Once you’ve gathered enough funds, you’ll need a tow truck. It’s a huge investment, and you’ll need a CDL, a commercial drivers license, and a tow truck that can carry the extra load. To start a towing business, you’ll need a tow truck and a CDL. This vehicle costs anywhere from $58,000 to $900,000.

Is Truck Driving Skilled Labor?

It’s no secret that the social security administration has reservations about the classification of truck drivers as unskilled labor. But if you’re a professional driver who earns a comfortable living while earning a decent wage, you’ve probably ignored this label. And you’re unlikely to change your mind if you’re going to retire soon, either. But how can you tell whether truck driving is truly a skilled trade?

One thing to consider is how much automation is involved in the job of a truck driver. This occupation has far less automation than many other industries, including manufacturing and service. O*NET, a federal agency that surveys workers across different types of occupations, shows that truck drivers are among the least automated occupations in the country. Their average degree of automation is just 29.6 percent, and delivery drivers rate even lower.

As a result, long-haul trucking is experiencing the greatest shortage. This industry transports 72% of the U.S. freight, and has a long history of underpaying drivers. The shortage is probably due to an aging workforce and the pandemic that has forced many truckers to retire early. As a result, the trucking industry needs to recruit more people to meet the demand.
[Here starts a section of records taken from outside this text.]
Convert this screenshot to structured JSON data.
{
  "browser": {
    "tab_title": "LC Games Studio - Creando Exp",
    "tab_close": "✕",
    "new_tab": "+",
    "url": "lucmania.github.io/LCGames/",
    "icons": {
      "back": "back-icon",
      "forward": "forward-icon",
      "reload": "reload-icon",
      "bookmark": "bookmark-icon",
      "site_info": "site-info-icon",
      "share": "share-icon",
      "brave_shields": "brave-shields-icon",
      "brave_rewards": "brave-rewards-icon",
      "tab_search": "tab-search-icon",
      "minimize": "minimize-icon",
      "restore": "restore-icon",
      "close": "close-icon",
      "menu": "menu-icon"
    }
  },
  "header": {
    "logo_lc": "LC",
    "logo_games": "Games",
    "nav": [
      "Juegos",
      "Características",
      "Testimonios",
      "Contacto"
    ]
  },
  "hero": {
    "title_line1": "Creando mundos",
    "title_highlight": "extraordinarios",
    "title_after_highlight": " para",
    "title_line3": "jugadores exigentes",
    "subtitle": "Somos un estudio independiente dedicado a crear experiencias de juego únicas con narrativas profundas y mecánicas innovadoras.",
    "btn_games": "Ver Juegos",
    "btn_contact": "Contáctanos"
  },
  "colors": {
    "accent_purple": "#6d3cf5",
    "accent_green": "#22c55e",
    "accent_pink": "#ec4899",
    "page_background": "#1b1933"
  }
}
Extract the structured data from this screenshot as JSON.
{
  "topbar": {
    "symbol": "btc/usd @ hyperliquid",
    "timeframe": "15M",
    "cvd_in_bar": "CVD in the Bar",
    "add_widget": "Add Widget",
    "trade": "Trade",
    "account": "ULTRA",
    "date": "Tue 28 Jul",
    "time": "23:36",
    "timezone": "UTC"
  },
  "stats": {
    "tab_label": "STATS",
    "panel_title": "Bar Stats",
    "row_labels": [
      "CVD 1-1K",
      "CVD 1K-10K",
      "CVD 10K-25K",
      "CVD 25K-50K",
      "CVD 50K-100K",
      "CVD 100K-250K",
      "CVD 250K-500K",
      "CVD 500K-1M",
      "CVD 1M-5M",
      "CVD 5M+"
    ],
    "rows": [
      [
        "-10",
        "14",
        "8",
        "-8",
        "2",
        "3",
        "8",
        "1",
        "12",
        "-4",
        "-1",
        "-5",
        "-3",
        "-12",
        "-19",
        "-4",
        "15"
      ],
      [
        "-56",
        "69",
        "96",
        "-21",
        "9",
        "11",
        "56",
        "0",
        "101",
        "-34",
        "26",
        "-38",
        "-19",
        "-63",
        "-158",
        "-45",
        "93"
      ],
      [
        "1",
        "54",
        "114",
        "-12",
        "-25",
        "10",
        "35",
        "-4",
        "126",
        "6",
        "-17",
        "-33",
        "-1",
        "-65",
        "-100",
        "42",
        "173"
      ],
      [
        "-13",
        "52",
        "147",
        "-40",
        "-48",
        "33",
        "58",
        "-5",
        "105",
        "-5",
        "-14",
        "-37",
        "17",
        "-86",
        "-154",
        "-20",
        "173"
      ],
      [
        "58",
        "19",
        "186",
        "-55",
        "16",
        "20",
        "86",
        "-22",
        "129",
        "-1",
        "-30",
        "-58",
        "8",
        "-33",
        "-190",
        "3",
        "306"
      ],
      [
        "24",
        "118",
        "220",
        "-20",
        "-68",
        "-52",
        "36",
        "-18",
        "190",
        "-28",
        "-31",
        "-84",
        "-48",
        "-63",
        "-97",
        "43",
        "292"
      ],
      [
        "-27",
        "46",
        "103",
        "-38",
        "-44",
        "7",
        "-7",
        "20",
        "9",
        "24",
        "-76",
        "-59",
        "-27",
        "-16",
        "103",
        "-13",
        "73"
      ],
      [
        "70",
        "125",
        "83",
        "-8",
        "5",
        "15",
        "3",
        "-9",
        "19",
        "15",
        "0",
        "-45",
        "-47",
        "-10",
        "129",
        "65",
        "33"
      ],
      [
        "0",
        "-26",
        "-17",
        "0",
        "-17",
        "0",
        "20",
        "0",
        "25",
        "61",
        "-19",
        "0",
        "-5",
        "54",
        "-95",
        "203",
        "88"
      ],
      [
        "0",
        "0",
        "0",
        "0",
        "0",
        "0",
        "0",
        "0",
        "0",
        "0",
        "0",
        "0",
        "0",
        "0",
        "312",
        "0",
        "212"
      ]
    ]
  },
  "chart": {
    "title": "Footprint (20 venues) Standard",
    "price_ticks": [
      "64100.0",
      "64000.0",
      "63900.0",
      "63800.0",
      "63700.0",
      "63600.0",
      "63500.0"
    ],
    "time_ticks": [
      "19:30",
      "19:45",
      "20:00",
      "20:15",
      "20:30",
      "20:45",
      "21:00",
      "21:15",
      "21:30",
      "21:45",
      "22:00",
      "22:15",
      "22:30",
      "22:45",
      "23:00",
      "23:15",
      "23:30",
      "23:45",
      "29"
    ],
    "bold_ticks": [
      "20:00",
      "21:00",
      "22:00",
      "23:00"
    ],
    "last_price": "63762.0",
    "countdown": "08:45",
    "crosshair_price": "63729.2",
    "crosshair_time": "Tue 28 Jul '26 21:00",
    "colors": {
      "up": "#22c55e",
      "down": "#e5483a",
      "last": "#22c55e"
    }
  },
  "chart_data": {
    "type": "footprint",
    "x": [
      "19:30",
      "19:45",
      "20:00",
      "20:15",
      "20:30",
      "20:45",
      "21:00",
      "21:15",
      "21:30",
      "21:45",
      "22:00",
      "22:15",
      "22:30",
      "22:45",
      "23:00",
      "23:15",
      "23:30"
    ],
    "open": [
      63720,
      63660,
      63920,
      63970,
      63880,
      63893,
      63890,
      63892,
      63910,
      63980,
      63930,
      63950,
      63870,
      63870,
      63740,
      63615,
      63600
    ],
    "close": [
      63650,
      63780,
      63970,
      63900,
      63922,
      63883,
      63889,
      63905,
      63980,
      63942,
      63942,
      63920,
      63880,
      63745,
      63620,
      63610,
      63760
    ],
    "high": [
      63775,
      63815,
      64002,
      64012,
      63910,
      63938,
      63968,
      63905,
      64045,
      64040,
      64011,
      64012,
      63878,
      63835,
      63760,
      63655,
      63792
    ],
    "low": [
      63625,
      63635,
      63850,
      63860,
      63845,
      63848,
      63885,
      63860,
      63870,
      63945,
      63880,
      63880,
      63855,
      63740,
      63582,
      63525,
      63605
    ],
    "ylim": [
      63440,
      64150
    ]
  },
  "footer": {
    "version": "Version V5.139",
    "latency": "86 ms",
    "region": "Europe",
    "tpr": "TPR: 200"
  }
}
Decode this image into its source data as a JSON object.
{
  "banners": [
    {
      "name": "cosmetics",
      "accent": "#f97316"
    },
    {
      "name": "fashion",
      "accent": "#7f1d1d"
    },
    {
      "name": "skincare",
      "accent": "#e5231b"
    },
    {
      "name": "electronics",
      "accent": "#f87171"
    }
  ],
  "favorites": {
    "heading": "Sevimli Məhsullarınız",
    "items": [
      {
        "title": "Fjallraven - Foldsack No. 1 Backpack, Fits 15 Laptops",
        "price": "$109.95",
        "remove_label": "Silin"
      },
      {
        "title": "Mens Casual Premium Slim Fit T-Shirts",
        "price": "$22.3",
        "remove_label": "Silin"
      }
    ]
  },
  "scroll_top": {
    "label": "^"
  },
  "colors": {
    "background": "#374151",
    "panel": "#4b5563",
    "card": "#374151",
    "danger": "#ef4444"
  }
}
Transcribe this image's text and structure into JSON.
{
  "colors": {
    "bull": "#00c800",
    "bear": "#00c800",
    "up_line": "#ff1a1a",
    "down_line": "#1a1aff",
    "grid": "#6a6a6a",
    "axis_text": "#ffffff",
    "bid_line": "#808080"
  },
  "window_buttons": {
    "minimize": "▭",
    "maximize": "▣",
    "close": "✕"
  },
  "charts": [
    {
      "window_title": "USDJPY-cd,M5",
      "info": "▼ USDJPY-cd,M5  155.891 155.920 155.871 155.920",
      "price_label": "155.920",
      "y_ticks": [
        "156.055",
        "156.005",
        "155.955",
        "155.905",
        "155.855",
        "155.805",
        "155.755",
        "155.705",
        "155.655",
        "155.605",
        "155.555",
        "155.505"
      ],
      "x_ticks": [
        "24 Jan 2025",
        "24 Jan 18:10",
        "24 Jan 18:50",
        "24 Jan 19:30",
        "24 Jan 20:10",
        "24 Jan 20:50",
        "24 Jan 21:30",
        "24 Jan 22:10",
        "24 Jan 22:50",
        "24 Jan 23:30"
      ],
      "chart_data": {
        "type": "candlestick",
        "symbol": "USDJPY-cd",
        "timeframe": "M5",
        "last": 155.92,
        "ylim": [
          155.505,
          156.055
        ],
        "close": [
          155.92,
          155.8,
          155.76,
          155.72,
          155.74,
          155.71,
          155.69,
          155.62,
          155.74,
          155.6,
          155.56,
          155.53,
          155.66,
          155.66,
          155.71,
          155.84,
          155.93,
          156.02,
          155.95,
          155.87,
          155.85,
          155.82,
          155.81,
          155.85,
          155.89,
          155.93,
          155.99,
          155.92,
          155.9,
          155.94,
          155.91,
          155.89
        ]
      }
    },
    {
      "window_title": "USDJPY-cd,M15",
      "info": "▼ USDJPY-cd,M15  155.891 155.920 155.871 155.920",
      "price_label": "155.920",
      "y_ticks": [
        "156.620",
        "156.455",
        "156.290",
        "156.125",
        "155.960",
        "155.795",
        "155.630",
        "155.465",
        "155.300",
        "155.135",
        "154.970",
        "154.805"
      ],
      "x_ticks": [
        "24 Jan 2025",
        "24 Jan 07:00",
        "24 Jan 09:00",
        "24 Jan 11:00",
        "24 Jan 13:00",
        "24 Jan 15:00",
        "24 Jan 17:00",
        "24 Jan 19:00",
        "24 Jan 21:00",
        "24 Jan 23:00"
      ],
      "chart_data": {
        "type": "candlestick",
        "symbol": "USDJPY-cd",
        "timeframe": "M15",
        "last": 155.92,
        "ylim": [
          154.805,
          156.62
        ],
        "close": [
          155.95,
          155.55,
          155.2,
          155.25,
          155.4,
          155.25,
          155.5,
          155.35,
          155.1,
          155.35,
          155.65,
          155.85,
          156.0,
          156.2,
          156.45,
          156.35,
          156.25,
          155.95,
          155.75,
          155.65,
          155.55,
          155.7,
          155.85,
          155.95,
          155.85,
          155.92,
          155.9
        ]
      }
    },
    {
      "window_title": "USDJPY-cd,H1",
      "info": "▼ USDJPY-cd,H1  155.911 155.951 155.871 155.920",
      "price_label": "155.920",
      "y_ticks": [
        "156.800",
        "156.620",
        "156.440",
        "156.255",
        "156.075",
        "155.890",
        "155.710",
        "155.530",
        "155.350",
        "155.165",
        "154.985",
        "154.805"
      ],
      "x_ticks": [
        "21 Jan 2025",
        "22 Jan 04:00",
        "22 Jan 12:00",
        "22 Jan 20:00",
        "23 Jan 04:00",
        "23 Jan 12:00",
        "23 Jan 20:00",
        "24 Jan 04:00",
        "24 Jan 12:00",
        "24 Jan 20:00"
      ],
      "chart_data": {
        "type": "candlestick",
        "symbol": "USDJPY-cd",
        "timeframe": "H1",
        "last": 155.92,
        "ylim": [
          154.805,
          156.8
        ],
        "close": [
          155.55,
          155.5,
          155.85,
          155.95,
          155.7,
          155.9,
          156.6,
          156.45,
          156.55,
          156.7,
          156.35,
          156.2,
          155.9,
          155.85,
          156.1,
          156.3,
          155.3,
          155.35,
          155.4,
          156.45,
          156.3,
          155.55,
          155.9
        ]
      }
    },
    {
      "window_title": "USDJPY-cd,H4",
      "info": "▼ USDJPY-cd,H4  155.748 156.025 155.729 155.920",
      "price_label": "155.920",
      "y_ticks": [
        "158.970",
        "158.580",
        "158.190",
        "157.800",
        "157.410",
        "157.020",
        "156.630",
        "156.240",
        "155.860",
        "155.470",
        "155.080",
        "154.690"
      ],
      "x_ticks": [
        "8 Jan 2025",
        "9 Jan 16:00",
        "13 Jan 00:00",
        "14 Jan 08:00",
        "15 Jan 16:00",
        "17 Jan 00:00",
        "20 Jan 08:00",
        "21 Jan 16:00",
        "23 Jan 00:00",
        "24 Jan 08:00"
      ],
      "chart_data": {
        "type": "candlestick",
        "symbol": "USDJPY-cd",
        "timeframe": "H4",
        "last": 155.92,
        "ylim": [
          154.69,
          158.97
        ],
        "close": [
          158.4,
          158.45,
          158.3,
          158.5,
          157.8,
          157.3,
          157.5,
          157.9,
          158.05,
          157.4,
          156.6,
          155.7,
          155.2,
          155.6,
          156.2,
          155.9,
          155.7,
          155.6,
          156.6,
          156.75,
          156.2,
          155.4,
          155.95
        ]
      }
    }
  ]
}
Learn More Here:

1.) History of Trucks

2.) Trucks – Wikipedia

3.) Best Trucks